There was a problem with my working contract (due to the condition that I worked only 32 hours/week for the first 6 months), so she asked me to talk to HR and then come again to apply. The best thing about applying through Super C that you won't need to make an appointment! My HR helped me with the new contract, and then I came again with all the documents. This time, the worker was someone else, and oh my, he wasn't that friendly. He reviewed my contract and insisted that he couldn't give me because it wasn't clearly stated what I worked. I also insisted back and said that the lady in "room number 3" said everything was fine when she reviewed my contract last time. He then called her and "transferred" me to her room.

As she reviewed my contract, she shook her head and said that she didn't understand what was missing on it. It was clearly stated at the beginning that I was hired as Automotive Resident Engineer. She said everything was good, and take every document that I brought.
Since I didn't have any Higher Education Qualification from Germany, she has to request an approval from "Bundesagentur für Arbeit" in Aachen. 
She asked for my email and said that she would inform me once she heard news from them. I didn't have to pay yet (since I haven't gotten my approval). I left and waited for the news. It happened very quickly, to be honest. I was there on Friday, and I received the email on Monday that I got the approval, and that I should come in the working hours to proceed.

I came a few days later, and with a smile, the lady told me that I really got lucky because it normally took 2 weeks to get the approval. She took my fingerprint and after that, I paid for the blue card (€100). I then received some kind of confirmation, which would be sufficient enough to start working (starting on that day). My blue card will be ready in around 6 weeks (I wouldn't receive any letter, I could just pick it up), and it would be valid until January 2021. My contract will end on October 2018 (I got a limited contract), and the extra 3 months is for me to find another job if the current wouldn't be renewed. I remembered I felt so happy after finally got everything clear!

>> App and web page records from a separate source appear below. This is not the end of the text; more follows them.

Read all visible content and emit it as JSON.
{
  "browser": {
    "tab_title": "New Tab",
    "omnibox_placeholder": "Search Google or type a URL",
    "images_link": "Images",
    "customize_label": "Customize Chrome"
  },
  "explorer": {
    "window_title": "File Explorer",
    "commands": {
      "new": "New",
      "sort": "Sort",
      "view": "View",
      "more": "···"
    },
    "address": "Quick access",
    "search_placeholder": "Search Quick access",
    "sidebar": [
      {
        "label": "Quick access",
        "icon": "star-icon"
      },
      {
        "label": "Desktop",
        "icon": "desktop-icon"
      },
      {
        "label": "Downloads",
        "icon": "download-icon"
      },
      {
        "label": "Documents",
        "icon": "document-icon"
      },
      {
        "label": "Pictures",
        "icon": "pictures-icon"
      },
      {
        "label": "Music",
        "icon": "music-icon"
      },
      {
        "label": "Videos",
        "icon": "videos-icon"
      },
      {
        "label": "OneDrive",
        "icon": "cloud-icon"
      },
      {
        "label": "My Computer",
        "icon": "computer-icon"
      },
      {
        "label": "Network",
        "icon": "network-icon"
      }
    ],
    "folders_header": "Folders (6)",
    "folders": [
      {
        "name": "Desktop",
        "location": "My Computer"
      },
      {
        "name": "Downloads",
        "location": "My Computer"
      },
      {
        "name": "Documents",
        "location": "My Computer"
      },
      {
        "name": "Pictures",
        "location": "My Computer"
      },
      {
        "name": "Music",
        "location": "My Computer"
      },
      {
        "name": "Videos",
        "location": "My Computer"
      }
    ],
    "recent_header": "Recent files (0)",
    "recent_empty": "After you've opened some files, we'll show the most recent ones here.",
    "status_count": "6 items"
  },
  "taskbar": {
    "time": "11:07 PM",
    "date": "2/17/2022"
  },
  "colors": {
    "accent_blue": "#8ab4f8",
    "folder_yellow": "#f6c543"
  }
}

Documents you MUST bring:

  1. Valid passport
  2. Application form -- filled already with the information. You can get the form on your local Ausländeramt (the same for to extend the normal visa, there's a picklist for Blue Card)
  3. Work contract -- with enough salary  and also your JOB POSITION clearly written
  4. 1 biometry photo 35mm x 45mm
  5. University or college qualification -- if it's not in English or German, please have it translated.
  6. Confirmation that your Bachelor degree is recognised in Germany
    (only if you don't have German Higher qualification (or you haven't finished your master study :p) For me, I print my university details from Anabin and highlighted my course of study
Here are also some tips for me:
  • If you live in another city, please book an appointment as soon as possible! 
  • If you still have lots of credits to take, maybe you should postpone taking the full-time job because it would take your energy :) 
  • Usually, the company will pay for the fee. So, asked your HR about it. 
  • If they say your documents (etc) are not sufficient, asked them clearly what is missing, and don't just accept if they said they couldn't issue the Blue Card for you! (like what happened with me and the other worker). 
I picked my blue card after 6 weeks. Actually, it didn't look much different than the normal study visa xD And I also received another paper that stated that my Blue Card is only valid as long as I'm working in one particular company. So if you change your company in the middle (or in my case, the company changed its name), you have to go there again, and they will change it for you (I think you won't need to issue for a new one). 

I hope that my experience helps you in any kind of way, and if you have any question, please don't hesitate to ask! And if you got your work contract, already -- CONGRATULATIONS! ^_^ (but please don't be surprised on how much the taxes you have to pay here in Germany T___T)